September Issue 2014

By | Arts & Culture | Books | Music | Published 10 years ago

When Coke Studio first premiered in Pakistan in the summer of 2008, no one knew what to expect. The concept of broadcasting live music performances and recording sessions in a studio setting was completely unheard of and unexplored. And yet, Coke Studio moved millions of Pakistanis. Developed by Rohail Hyatt and the Coca-Cola Company, Coke Studio was the only show on television where the classical prowess of Abida Parveen, Saieen Zahoor and Rahat Fateh Ali Khan could share the stage with the contemporary musical offerings of Ali Noor, Haniya, Zeb, Abrar-ul-Haq and many others.

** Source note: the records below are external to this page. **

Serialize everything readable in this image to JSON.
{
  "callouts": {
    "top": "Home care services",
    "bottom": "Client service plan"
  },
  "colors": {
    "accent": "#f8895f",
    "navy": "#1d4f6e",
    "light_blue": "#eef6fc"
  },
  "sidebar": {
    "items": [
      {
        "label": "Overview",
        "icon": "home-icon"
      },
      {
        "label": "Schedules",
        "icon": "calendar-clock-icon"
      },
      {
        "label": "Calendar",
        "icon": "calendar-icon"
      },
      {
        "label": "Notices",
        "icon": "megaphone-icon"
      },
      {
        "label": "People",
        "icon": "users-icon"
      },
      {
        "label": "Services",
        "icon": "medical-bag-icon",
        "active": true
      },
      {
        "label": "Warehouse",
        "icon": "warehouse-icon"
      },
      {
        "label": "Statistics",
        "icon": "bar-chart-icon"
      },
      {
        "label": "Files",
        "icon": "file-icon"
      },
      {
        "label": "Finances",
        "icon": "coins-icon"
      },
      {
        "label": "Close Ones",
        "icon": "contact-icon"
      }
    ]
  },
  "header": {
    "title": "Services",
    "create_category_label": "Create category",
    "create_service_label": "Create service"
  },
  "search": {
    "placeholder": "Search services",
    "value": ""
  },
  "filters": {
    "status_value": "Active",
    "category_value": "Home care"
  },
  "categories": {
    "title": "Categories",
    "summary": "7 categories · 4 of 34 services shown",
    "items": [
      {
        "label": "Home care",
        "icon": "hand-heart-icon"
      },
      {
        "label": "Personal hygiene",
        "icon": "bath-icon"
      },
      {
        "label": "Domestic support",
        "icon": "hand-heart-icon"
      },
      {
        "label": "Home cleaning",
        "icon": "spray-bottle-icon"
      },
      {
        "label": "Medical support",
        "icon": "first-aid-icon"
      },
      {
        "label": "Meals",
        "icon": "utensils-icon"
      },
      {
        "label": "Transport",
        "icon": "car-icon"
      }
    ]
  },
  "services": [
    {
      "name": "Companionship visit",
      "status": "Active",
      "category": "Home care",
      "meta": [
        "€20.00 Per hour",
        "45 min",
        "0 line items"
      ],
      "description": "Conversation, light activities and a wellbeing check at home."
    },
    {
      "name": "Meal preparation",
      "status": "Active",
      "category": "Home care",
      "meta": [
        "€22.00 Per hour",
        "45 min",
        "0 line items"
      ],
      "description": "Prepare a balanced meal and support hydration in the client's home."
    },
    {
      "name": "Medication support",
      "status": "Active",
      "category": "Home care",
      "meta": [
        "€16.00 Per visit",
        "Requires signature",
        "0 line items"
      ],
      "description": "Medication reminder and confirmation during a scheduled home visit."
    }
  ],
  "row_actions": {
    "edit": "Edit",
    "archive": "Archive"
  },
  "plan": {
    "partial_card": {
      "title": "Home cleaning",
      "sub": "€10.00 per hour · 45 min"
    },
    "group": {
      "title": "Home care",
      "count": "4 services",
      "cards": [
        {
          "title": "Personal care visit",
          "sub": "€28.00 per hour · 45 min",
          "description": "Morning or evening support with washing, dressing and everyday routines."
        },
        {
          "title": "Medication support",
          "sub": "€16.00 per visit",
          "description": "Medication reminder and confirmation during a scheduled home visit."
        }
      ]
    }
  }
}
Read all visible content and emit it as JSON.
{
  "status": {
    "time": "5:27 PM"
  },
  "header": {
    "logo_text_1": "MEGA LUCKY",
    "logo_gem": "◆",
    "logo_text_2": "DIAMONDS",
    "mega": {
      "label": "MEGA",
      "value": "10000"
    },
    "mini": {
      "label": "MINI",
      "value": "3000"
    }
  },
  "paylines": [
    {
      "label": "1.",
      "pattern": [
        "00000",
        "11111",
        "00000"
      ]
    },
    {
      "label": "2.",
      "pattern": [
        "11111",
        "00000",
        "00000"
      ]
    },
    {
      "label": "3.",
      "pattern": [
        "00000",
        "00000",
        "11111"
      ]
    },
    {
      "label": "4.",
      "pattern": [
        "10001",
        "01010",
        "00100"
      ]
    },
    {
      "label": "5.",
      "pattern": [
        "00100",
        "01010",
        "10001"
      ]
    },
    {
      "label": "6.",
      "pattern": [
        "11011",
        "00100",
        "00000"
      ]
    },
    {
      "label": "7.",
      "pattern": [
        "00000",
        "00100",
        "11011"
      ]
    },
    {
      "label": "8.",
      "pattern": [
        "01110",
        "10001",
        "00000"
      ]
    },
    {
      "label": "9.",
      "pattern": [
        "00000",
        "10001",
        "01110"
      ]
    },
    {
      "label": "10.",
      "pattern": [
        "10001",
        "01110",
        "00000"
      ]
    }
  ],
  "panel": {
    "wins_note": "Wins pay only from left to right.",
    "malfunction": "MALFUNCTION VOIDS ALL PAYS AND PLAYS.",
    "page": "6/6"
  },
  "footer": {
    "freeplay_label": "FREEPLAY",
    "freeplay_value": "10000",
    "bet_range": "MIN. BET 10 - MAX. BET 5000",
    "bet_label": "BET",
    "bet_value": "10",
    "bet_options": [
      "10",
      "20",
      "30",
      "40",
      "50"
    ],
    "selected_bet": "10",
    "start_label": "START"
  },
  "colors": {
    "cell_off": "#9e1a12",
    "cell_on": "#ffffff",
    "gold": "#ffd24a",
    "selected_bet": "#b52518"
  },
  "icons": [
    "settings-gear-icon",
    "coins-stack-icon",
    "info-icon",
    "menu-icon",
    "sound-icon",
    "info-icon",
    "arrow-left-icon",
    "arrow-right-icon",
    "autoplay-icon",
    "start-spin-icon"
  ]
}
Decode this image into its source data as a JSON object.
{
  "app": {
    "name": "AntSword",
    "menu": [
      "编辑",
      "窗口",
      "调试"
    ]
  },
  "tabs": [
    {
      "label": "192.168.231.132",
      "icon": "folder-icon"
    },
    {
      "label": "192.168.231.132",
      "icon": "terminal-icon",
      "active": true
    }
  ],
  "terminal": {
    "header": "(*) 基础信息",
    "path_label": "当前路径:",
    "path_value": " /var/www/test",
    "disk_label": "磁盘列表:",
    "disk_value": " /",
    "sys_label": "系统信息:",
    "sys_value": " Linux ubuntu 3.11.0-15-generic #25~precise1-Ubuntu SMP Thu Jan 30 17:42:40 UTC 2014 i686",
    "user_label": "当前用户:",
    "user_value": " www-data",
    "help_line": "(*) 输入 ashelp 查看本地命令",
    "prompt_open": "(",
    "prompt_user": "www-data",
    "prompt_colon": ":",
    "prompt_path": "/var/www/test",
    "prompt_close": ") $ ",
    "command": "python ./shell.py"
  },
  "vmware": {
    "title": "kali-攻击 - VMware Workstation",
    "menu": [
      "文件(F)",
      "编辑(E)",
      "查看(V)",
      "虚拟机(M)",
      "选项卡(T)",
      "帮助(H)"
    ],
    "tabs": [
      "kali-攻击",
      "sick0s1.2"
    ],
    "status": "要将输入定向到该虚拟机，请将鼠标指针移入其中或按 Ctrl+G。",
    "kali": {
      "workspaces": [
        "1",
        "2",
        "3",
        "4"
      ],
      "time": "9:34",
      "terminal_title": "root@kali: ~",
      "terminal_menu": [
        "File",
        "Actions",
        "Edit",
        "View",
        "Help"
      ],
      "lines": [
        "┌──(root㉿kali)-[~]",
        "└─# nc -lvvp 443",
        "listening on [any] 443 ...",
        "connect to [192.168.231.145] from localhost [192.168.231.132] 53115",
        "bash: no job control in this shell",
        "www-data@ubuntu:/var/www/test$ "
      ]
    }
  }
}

Six years later, the music programme has developed into a transnational movement, the perfect representation of Pakistan’s rhythm, harmony, texture and languages. In order to document its colourful journey, the Coca-Cola Company teamed up with Markings to launch a coffee-table book featuring highlights of each season, the ideas behind musical collaborations and a passionate foreword by Raza Kazim. Markings then bought the rights to the book, reprinted it and is currently gearing up for putting it up for sale.

A defiant crusader of the arts, Raza Kazim discusses what music has done and continues to do for the people of Pakistan. According to Kazim, the inception of Coke Studio has sparked a musical renaissance — bringing a fusion of seasoned folk sounds and new-age rock to the contemporary ear. For Kazim, this combination of heritage rhythms and modern instruments is about much more than making music — it is a quest for intellect, a hunger for answers and a lyrical story of Pakistan’s spectacular journey.

Kazim says, “Coke Studio has breathed substance and brought dynamics to the sleeping music scene in Pakistan. It has collected talent, resources, and a deep understanding of society, all focused on music — constructing a platform for debates and sparking deeper thought. I’m deeply grateful for all that Coke Studio has done to stimulate the people — people like me.”

Coke Studio: Sound of the Nation is decorated with pithy quotes from various artists; Ali Zafar deems it a progressive revival of music while Mohsin Hamid thinks it’s a form of hope. The book also contains stunning imagery and interesting pieces of Pakistan’s history in its different sections.

In the words of Rohail Hyatt, the celebration of Coke Studio in such a manner serves as a reminder to the Pakistani people that art and culture have been embedded in us for many generations — and the opportunity to explore such foundations through shows like Coke Studio is both inspiring and motivating.


This review was originally published in Newsline’s September 2014 issue under the headline, “A Musical Renaissance.”